Real Estate Roundup with Sharon Alva: The condo alternative
Often the way for first time buyers to jump into the real estate market is to buy a condo or town home. A condo or town home allows the buyer with little money down, or even little monthly payment, to buy a property. There are definite pluses and minuses to this approach, especially in this turbulent market.
FHA loans allow first time buyers who have saved only 3.5 percent of purchase price to buy a property. The problem with condominiums is that some may not be FHA approved. Some loan products will spot authorize a particular condominium building or complex, but that’s become less likely over the last two years as FHA has approved loans only on buildings and complexes that have been approved already and are on the FHA list.
Without an FHA loan the buyer will need 20 percent down, or to qualify for a conventional loan and private mortgage insurance (PMI). PMI criteria are very high right now and it is not a slam-dunk that if a buyer qualified for the loan they will also qualify for the PMI, and yet every loan that is greater than 80 percent of purchase value requires PMI.
Loans following Freddie Mac and Fanny Mae guidelines have other criteria. Units falling within a Home Owner’s Association (HOA) must have 50 percent owner occupancy, and no more than 15 percent of the association’s units can be delinquent on their HOA dues. In Alameda I have not encountered any HOA that does not conform to these guidelines, but HOAs in surrounding municipalities often do not, and therefore securing a loan for purchase is challenging.
If you have 20 percent to put down or the complex is already FHA approved, this may be a great opportunity. There is a ready supply and one that’s far less expensive than a detached single family home.
Condos and townhouses appreciate less and have certainly fallen harder than single family homes. In fact, the town homes in Bay Farm Island have seen the greatest decline in value. There are two sides to this coin.
This is an incredible time to buy a condominium in Alameda, or even better, a town home. The loss in value makes them appealing. With 10 percent down, a town home is less expensive to purchase than to rent at this point. Two bedroom condominiums are selling for less than $300,000, and renting a similar unit would cost $1,400 a month.
But the rate of appreciation as things turn around may be slow and the purchase should be seen as a medium- to long-term investment. Five years is an unlikely time frame in which to see a sufficient enough rise in value to be able to recoup closing costs on both ends of the transaction, and growth in equity to put something down on the next purchase. Buying a property that is unlikely to suit a buyer’s needs long term may not be a good investment in the long run.

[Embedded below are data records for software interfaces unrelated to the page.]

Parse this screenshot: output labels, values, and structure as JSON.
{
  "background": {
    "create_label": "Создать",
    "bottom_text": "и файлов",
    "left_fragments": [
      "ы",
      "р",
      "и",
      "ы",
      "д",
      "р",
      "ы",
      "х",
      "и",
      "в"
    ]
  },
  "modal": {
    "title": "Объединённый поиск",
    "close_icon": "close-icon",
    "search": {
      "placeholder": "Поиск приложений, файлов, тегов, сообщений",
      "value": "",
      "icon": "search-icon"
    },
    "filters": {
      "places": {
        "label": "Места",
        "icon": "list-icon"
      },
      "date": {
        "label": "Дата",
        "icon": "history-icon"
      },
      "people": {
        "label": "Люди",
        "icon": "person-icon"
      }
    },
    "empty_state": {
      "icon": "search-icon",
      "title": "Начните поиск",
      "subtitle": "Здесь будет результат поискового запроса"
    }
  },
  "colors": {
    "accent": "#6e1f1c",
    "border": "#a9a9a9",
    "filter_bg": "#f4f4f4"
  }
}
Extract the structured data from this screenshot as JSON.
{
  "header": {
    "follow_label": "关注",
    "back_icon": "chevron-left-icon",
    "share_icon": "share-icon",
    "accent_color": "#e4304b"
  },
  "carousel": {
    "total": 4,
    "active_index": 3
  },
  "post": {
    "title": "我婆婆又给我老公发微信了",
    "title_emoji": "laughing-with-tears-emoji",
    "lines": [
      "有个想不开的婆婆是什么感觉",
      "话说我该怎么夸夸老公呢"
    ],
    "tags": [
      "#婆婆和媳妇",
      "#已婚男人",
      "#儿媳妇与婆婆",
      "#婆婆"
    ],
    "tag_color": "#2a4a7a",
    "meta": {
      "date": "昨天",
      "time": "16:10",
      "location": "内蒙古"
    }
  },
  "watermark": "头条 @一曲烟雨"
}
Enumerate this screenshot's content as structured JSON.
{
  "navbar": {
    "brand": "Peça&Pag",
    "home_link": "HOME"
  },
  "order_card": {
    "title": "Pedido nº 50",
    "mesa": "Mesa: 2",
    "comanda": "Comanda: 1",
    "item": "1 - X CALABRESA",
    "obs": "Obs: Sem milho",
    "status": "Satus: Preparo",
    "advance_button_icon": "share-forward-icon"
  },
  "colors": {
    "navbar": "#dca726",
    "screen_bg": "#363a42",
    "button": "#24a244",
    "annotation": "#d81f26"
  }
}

If you are considering buying a condo or town home, have your real estate agent gather information about the HOA, whether it’s FHA approved, and if there are any other barriers to getting a loan approved.
Sharon Alva is a real estate agent with Alain Pinel Realtors, living in Alameda. You can reach her at email@example.com.